Steve Chiotakis: Though Washington was stuck in snow all week, key senators reached a bipartisan deal on a jobs bill yesterday. But in a surprise move, the Majority Leader, Harry Reid, decided only a slimmed down bill should move forward. Reporter Brett Neely is with us live in our Washington bureau this morning. Good morning, Brett.
Brett Neely: Morning.
Chiotakis: So this was totally unexpected, right? What was Senator Reid's strategy?

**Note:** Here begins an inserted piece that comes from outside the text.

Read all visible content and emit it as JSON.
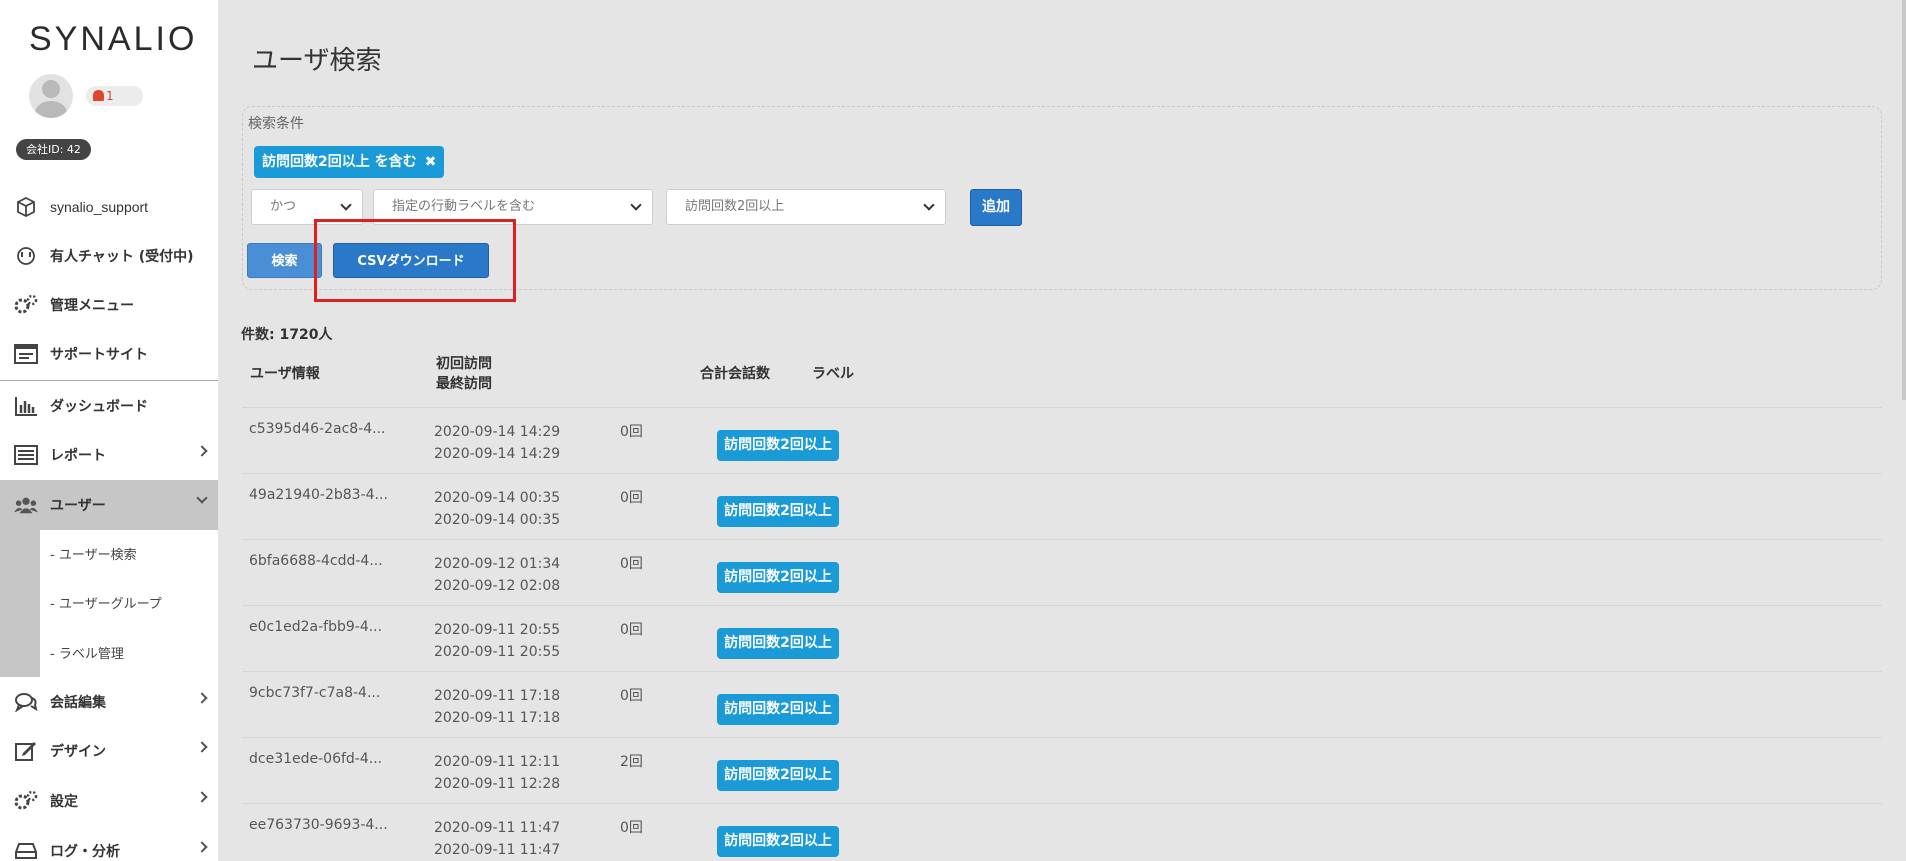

Neely: Yeah, I mean the Republicans are really outraged about this -- they say this is one of the few bills that's had a bipartisan consensus recently. But, you know, voters are in a foul mood, unemployment is near 10 percent, and Reid is daring the Republicans to vote against a jobs bill. The original $85 billion bill announced by Senators Baucus and Grassley -- a Democrat and Republican focused heavily on tax breaks for companies that hire new workers and buy new equipment. But many Democrats were worried there were too many tax breaks and not enough emphasis on job creation, and Reid was also sensitive to reports that the bill was becoming a Christmas tree for lobbyists.
Chiotakis: So what happens now, Brett?
Neely: Really hard to say. The bill that Harry Reid wants to move ahead with is a lot smaller -- about $15 billion. It extends a highway spending bill for another year. There's some tax breaks for small business and Buy America bonds for local government, but no one's really happy with it. Republicans are betrayed, feel betrayed, and liberal Democrats say it's way too small to make a difference. So we'll see who holds their nose and votes for this when Congress gets back to work after its recess next week.
Chiotakis: Brett Neely reporting from Washington. Brett, thanks.
Neely: Thank you.